#### Study material
⟨
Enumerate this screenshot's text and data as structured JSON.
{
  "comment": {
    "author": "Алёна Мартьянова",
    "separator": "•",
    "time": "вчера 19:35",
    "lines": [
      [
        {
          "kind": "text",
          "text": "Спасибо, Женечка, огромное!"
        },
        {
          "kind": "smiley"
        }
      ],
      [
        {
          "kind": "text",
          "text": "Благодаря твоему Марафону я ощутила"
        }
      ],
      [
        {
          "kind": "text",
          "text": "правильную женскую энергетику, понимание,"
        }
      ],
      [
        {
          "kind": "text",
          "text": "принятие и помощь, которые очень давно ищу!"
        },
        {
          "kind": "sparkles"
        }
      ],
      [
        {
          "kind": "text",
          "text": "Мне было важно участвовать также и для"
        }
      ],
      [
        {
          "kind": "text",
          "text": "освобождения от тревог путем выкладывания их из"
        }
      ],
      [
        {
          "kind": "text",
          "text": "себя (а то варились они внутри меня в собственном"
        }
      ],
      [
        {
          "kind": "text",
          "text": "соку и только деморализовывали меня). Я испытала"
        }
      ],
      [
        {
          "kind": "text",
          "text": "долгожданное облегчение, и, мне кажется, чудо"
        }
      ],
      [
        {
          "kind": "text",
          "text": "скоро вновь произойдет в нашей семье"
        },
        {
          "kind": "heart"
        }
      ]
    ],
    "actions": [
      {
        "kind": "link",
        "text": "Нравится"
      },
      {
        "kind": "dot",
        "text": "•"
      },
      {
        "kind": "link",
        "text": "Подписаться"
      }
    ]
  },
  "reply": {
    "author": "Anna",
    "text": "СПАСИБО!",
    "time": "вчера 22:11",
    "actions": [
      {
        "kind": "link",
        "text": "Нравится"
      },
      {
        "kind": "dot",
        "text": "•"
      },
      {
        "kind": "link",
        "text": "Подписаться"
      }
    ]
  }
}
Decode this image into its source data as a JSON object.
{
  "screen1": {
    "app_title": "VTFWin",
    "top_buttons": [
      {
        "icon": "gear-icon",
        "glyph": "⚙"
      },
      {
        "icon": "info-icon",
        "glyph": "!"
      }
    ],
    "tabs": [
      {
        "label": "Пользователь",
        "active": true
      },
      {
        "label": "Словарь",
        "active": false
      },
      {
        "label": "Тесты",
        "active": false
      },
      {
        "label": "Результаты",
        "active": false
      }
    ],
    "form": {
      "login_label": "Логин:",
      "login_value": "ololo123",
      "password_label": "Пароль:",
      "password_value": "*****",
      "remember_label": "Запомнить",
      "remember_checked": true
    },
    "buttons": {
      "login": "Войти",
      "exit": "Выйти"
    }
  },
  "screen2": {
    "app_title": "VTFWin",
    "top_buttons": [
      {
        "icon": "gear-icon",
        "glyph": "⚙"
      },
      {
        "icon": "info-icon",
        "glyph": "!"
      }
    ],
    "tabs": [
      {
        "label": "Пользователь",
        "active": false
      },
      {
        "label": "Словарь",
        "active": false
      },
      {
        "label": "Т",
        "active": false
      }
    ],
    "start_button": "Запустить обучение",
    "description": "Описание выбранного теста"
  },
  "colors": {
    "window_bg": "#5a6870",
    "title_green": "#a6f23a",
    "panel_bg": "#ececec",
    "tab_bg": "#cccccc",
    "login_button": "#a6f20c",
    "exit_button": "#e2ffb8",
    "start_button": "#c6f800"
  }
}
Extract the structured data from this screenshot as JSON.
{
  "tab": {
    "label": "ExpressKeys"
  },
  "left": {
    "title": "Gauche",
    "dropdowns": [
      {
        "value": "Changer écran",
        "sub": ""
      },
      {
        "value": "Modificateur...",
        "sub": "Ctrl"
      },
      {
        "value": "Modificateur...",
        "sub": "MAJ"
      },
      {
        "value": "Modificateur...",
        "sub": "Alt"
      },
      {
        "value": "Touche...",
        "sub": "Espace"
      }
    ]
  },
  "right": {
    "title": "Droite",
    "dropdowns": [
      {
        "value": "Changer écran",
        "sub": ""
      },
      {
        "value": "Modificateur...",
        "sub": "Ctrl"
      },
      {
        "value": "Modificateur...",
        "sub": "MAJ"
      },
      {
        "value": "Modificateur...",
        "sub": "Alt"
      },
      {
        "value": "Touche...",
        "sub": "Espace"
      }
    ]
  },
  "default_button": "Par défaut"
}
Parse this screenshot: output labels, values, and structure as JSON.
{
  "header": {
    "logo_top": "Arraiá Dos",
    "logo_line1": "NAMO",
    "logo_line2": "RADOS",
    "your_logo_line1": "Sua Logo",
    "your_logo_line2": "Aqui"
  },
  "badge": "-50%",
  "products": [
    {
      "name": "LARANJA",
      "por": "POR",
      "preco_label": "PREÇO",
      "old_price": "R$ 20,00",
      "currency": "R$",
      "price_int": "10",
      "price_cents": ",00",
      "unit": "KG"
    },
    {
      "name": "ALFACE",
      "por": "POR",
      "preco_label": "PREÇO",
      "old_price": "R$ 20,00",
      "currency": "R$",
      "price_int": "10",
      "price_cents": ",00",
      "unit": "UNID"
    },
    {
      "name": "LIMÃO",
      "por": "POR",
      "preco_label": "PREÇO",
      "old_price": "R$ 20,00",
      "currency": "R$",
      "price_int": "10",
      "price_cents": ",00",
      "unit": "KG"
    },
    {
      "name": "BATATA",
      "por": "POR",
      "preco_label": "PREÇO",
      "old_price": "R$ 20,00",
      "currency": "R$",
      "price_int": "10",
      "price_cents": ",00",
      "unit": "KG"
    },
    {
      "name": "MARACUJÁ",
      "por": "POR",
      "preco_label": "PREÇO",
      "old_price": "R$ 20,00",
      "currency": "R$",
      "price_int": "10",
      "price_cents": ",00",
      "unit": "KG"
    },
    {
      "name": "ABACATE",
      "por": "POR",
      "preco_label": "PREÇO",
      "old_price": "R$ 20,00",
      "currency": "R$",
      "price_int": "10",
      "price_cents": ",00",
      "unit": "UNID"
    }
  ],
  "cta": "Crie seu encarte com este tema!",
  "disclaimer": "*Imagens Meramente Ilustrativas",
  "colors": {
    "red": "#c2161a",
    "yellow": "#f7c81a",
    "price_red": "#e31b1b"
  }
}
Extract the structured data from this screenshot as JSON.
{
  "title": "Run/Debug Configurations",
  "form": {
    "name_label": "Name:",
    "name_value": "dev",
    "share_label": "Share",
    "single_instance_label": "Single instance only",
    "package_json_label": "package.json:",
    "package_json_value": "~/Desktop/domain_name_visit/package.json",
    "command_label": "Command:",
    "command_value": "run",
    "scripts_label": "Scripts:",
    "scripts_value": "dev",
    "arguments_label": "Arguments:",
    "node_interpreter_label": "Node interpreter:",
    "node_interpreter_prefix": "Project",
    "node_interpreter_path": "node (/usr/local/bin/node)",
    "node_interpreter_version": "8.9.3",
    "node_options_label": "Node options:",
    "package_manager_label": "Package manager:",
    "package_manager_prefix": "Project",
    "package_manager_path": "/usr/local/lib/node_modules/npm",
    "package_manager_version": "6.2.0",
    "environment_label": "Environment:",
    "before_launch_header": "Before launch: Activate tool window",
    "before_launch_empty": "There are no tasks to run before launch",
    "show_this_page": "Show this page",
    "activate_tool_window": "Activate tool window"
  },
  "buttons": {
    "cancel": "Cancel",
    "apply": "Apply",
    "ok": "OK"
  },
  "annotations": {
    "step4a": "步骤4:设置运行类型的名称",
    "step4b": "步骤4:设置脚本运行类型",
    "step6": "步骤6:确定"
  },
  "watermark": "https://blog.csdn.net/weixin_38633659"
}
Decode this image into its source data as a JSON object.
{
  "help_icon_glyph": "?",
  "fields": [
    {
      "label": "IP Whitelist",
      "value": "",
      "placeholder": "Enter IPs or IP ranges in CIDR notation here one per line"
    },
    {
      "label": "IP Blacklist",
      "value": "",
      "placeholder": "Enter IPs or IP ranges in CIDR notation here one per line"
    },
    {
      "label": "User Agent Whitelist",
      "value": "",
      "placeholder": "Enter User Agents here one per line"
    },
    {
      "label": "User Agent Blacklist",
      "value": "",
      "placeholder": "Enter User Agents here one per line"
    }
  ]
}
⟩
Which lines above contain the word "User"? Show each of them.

#### Exercise answer
      "label": "User Agent Whitelist",
      "placeholder": "Enter User Agents here one per line"
      "label": "User Agent Blacklist",
      "placeholder": "Enter User Agents here one per line"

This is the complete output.